───── Task data ─────

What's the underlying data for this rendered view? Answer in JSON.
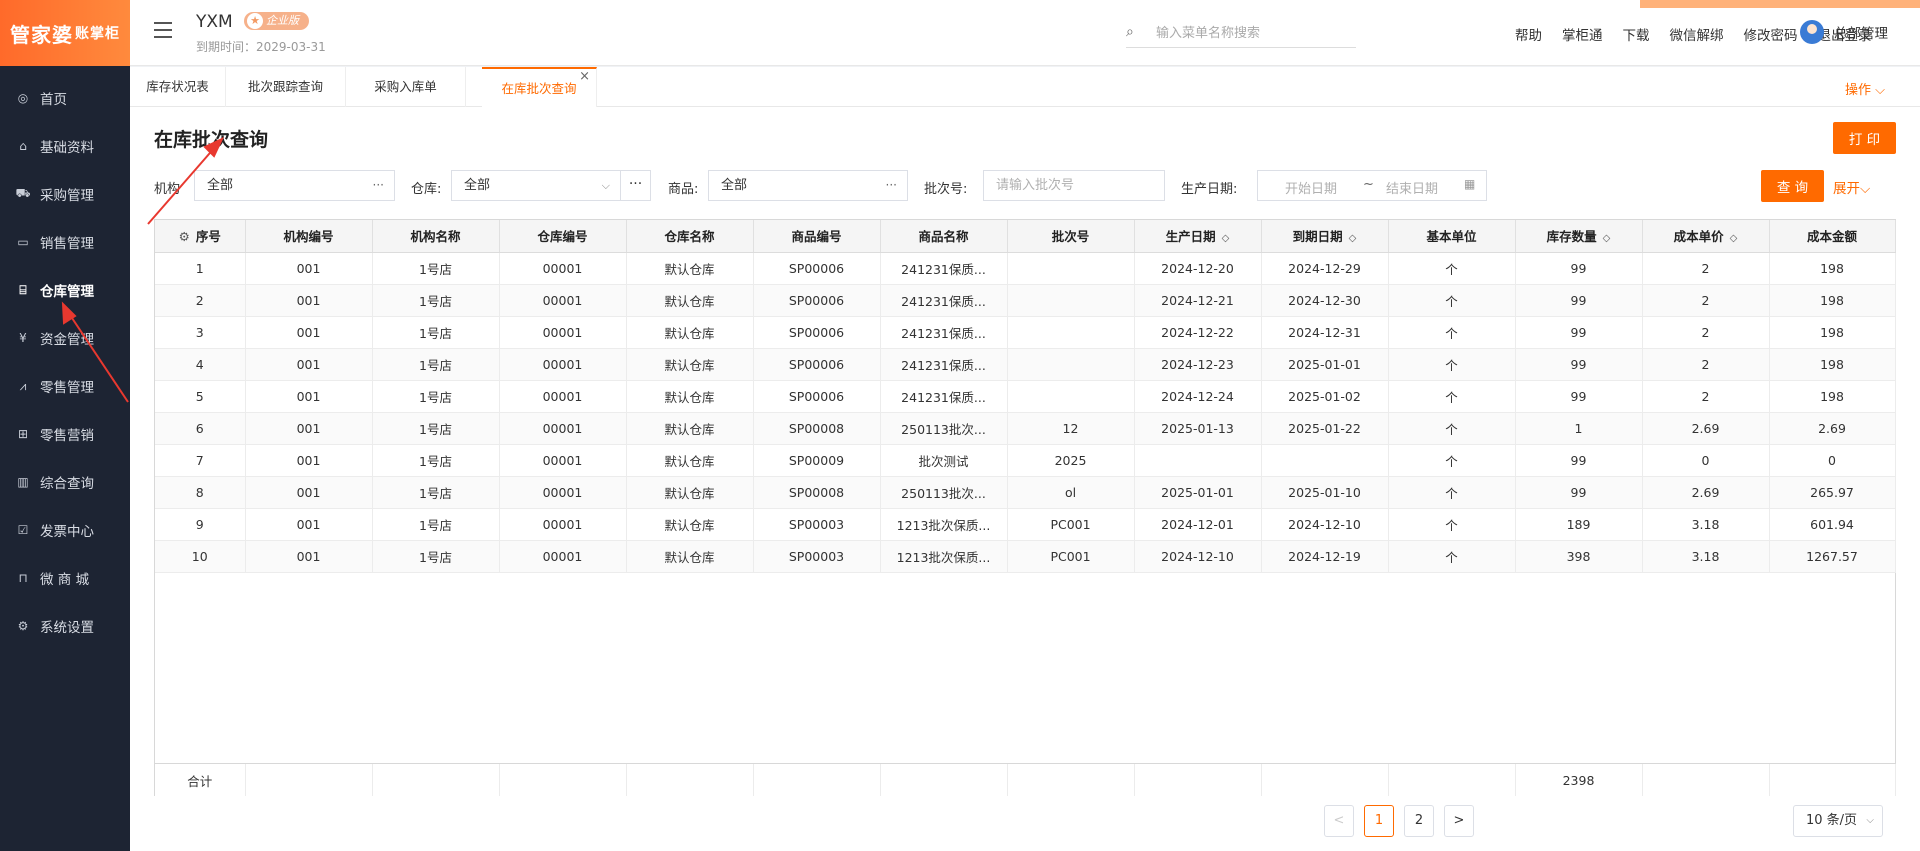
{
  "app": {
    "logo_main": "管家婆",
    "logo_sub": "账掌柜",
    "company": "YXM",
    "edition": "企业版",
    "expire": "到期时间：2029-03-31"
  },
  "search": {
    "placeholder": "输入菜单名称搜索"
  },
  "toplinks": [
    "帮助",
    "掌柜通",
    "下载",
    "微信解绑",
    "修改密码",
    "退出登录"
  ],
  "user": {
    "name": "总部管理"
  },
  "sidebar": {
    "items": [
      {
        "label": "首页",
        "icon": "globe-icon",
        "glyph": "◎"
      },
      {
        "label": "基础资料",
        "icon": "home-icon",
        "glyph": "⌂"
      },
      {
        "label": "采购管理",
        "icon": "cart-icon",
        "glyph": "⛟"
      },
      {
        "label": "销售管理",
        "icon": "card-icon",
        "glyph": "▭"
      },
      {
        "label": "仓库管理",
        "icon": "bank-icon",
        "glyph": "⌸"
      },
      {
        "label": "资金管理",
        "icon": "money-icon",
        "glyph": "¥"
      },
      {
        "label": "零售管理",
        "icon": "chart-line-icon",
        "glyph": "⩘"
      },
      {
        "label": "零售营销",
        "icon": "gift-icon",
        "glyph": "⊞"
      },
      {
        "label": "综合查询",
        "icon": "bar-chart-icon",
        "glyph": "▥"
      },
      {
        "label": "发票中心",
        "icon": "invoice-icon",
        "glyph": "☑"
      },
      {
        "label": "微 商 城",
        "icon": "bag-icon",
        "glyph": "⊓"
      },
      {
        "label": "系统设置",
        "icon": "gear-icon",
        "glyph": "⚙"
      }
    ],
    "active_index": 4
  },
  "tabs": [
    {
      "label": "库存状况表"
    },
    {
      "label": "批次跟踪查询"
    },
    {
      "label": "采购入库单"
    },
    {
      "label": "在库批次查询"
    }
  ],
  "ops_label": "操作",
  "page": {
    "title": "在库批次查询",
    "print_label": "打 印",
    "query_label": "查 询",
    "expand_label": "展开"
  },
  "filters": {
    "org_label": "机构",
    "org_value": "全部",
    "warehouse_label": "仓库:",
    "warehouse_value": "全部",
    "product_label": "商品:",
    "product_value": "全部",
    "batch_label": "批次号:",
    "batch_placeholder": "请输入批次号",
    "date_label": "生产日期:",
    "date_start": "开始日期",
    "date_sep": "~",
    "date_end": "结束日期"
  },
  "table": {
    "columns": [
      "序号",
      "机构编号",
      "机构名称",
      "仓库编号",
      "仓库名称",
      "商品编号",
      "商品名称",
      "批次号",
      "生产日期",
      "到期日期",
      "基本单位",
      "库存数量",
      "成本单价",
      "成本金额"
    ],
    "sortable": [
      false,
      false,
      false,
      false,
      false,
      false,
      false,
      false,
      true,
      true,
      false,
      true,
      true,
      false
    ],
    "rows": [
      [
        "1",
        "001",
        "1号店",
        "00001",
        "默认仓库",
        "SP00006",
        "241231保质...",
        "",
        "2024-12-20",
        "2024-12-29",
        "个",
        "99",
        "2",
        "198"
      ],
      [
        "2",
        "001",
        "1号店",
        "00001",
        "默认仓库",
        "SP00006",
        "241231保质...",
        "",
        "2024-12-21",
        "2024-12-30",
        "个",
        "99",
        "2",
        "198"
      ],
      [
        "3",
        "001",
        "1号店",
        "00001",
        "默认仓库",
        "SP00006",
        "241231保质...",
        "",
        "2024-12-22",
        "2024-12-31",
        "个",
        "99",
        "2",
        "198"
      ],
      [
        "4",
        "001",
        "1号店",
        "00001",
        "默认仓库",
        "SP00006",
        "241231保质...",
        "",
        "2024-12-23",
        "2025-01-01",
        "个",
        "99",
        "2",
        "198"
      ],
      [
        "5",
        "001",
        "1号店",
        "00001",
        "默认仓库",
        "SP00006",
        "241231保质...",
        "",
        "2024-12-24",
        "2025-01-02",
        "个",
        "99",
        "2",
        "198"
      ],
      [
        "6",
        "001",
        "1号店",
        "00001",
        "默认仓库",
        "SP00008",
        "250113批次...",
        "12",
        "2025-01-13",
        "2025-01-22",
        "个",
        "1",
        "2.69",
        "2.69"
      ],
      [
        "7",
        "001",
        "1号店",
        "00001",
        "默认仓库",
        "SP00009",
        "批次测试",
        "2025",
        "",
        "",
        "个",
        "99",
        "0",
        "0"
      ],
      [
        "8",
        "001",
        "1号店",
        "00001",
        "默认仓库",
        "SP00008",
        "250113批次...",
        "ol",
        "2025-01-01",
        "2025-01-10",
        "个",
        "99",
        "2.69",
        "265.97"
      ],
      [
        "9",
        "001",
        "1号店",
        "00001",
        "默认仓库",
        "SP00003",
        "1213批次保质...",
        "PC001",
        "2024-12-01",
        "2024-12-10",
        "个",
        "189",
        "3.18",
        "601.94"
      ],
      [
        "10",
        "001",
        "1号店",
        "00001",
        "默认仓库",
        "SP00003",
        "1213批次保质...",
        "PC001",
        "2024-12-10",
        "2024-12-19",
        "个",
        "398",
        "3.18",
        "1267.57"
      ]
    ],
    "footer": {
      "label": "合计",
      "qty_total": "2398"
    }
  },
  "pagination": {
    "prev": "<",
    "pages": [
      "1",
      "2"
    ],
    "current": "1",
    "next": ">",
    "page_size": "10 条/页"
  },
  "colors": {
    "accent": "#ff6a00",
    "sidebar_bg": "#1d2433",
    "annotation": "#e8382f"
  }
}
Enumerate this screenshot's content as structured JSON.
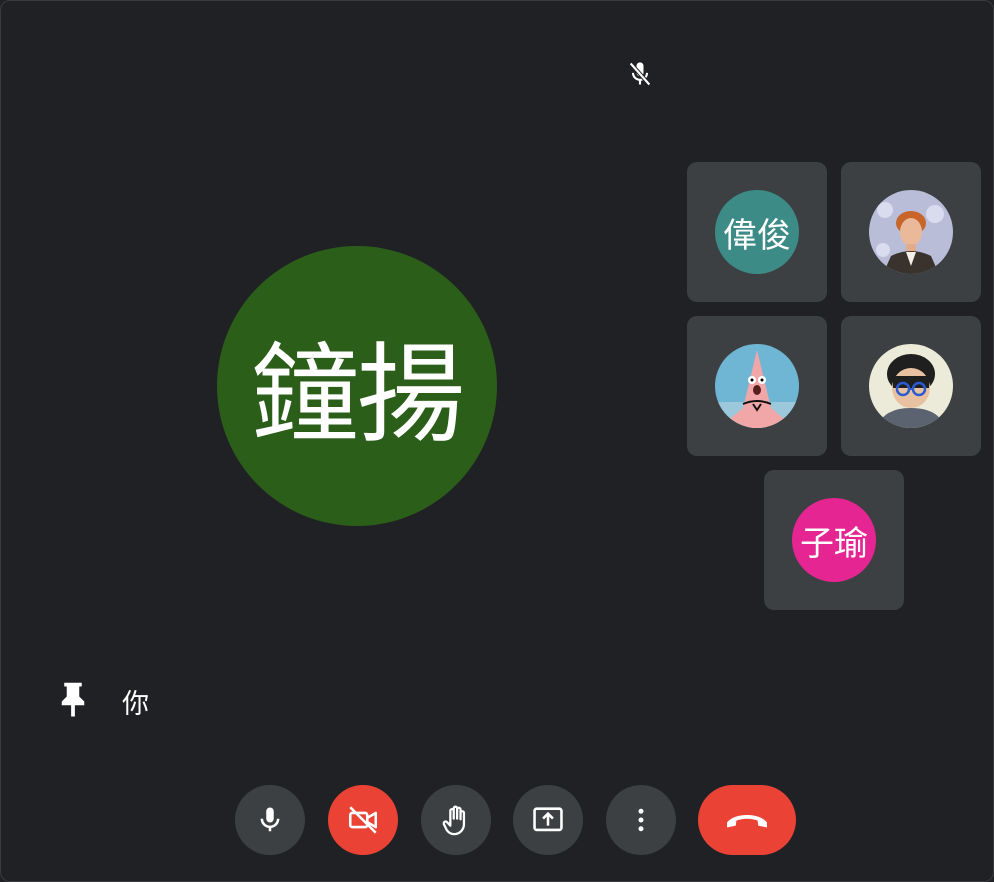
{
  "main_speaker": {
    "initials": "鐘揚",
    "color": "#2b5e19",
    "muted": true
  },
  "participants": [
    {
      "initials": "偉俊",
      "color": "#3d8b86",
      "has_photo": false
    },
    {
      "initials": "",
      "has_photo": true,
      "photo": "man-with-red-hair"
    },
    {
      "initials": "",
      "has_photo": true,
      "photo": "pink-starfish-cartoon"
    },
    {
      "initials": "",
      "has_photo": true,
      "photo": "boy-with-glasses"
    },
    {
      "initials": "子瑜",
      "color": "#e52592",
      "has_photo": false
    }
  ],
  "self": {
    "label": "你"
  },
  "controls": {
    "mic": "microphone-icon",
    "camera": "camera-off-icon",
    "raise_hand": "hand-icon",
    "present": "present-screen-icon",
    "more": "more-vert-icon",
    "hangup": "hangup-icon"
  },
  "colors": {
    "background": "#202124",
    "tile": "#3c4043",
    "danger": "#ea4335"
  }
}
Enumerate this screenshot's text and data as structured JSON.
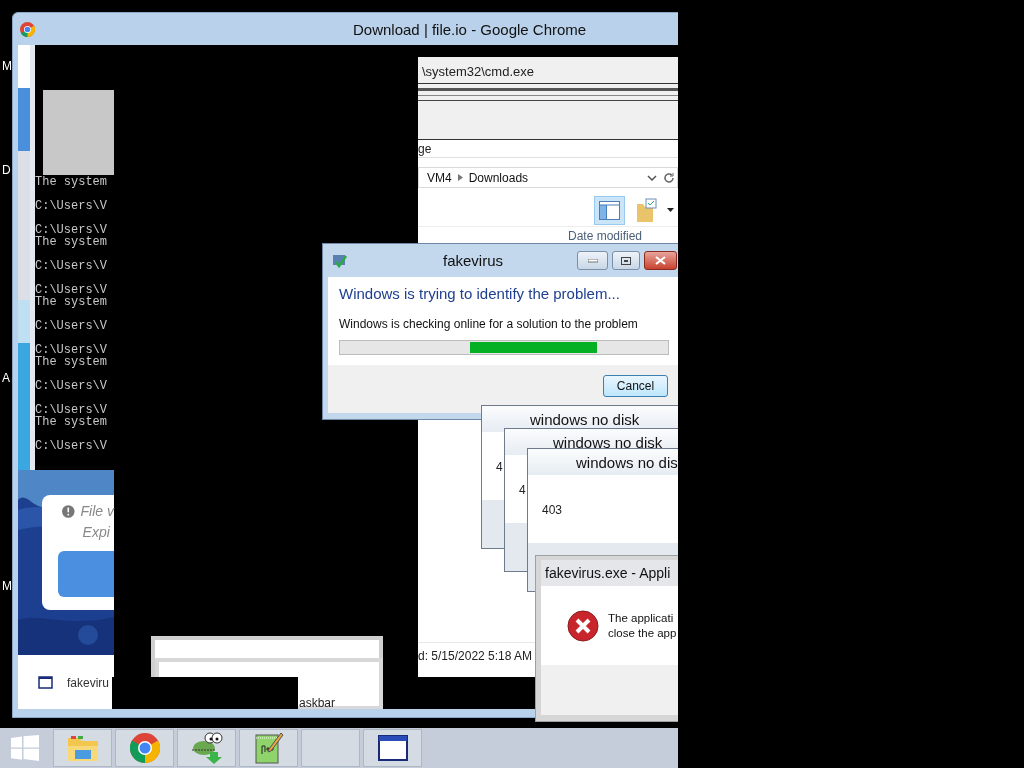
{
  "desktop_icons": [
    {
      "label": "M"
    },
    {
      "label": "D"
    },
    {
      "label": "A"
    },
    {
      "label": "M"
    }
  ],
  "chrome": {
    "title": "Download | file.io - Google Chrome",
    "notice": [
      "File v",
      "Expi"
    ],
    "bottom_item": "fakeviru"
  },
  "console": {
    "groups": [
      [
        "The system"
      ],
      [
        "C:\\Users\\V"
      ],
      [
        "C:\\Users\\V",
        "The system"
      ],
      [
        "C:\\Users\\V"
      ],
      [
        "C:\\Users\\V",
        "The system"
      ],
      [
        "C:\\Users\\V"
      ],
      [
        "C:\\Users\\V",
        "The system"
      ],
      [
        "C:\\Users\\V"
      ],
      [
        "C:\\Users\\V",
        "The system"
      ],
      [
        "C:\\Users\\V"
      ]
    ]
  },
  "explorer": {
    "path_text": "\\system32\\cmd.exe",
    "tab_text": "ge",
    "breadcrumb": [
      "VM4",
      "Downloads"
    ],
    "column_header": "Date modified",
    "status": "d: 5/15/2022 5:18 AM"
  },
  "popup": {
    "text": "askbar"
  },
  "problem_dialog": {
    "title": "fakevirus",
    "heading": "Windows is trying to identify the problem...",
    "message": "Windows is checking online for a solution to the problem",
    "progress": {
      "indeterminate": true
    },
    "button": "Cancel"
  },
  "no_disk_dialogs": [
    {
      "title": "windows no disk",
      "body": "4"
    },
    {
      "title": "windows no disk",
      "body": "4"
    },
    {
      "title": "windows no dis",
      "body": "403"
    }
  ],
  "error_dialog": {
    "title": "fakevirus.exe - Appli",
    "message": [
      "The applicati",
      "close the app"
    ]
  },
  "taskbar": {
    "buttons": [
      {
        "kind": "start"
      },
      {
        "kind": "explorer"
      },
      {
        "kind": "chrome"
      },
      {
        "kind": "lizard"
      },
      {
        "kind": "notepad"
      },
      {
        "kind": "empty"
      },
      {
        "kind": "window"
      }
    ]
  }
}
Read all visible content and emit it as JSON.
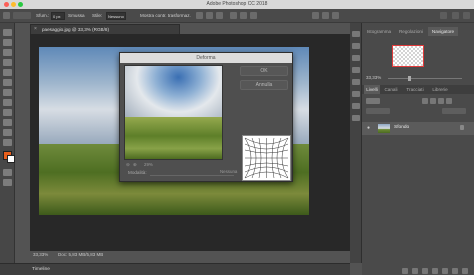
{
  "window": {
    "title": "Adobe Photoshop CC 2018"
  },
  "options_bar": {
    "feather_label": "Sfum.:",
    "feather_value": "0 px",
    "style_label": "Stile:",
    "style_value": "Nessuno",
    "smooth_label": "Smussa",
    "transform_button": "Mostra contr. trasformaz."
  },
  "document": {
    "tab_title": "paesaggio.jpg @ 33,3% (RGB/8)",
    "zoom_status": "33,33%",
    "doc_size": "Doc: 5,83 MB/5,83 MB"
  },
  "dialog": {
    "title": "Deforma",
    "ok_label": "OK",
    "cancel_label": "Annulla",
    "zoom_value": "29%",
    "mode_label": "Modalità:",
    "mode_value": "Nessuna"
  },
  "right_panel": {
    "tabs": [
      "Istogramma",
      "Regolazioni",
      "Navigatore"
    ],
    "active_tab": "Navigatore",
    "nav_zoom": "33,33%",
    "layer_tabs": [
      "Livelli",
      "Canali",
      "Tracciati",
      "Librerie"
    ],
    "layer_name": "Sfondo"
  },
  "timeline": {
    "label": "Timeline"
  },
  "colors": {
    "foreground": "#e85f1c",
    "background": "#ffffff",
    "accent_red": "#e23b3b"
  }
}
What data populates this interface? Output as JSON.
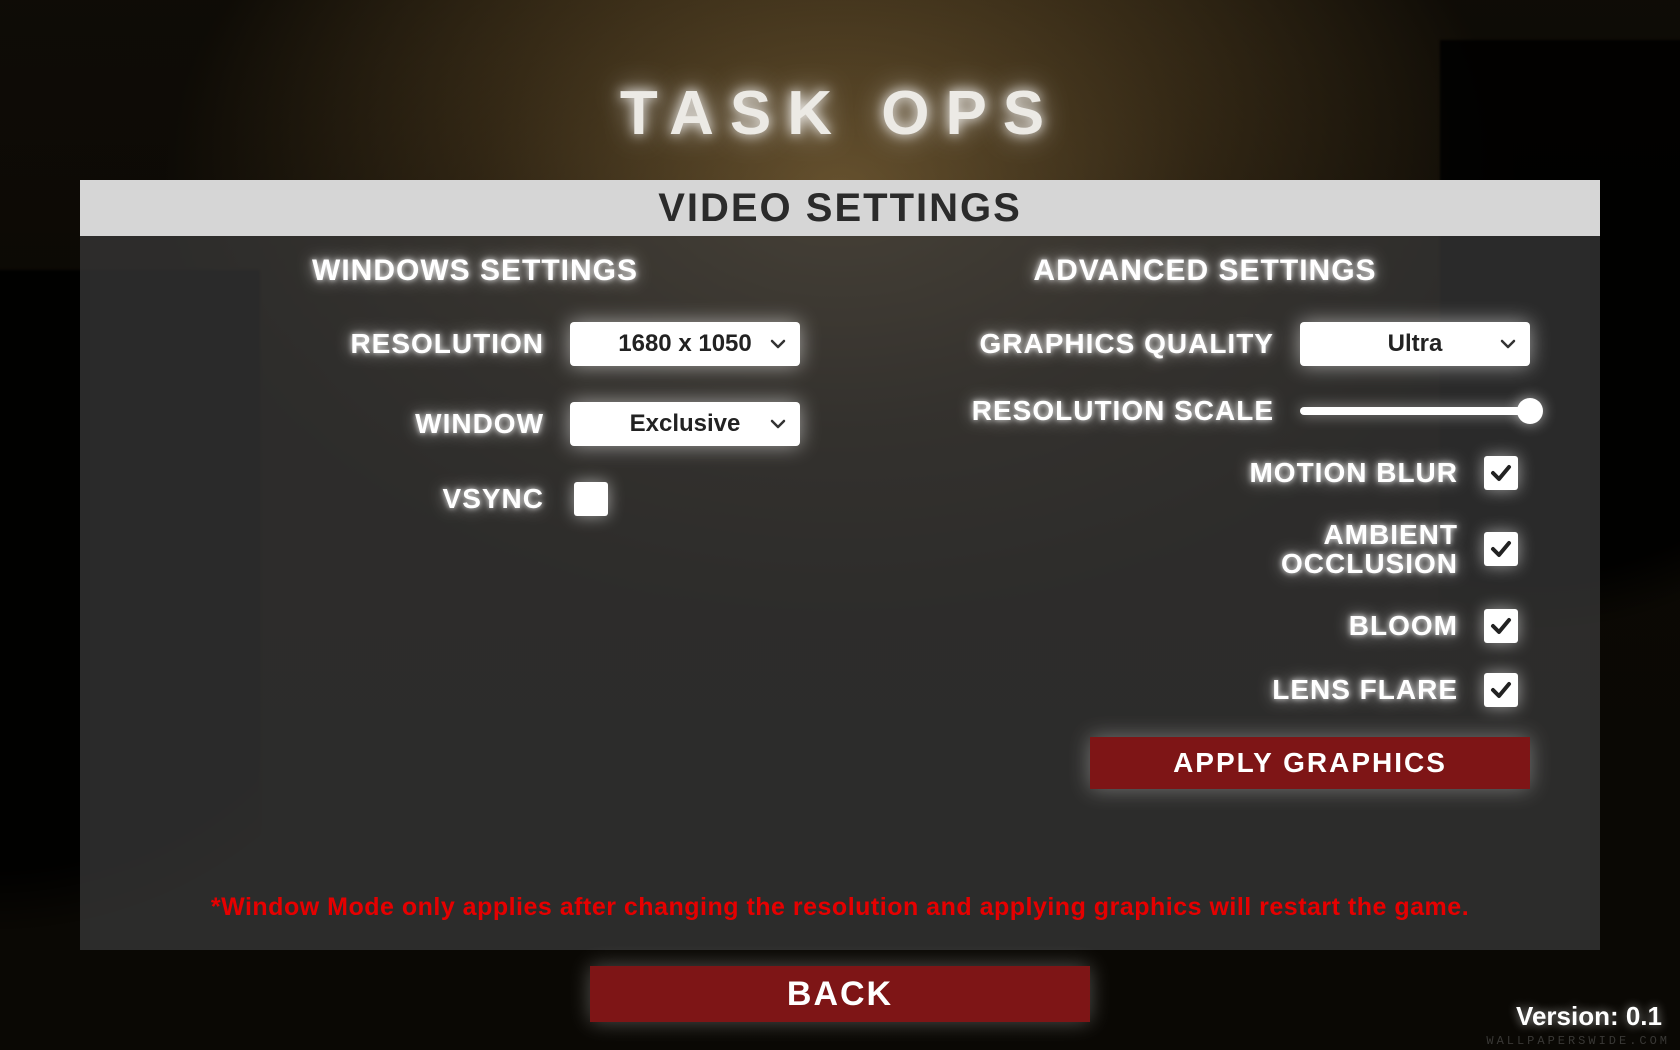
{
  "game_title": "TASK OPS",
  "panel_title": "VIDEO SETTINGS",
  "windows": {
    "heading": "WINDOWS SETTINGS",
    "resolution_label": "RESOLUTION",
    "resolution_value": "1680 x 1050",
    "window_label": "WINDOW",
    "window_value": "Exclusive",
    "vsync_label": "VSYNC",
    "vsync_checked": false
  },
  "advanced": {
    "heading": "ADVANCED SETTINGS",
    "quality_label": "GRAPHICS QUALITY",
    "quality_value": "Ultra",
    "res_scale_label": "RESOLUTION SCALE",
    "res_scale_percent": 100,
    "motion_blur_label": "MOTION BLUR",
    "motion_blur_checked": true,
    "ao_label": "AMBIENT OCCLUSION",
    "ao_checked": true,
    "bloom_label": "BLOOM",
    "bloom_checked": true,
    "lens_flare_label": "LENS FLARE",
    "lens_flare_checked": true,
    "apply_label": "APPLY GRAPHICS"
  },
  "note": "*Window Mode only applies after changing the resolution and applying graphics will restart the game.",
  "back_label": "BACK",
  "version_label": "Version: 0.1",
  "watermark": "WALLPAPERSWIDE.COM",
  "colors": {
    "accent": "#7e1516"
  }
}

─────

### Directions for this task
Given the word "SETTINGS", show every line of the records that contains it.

### Written reply
  "panel_title": "VIDEO SETTINGS",
    "heading": "WINDOWS SETTINGS",
    "heading": "ADVANCED SETTINGS",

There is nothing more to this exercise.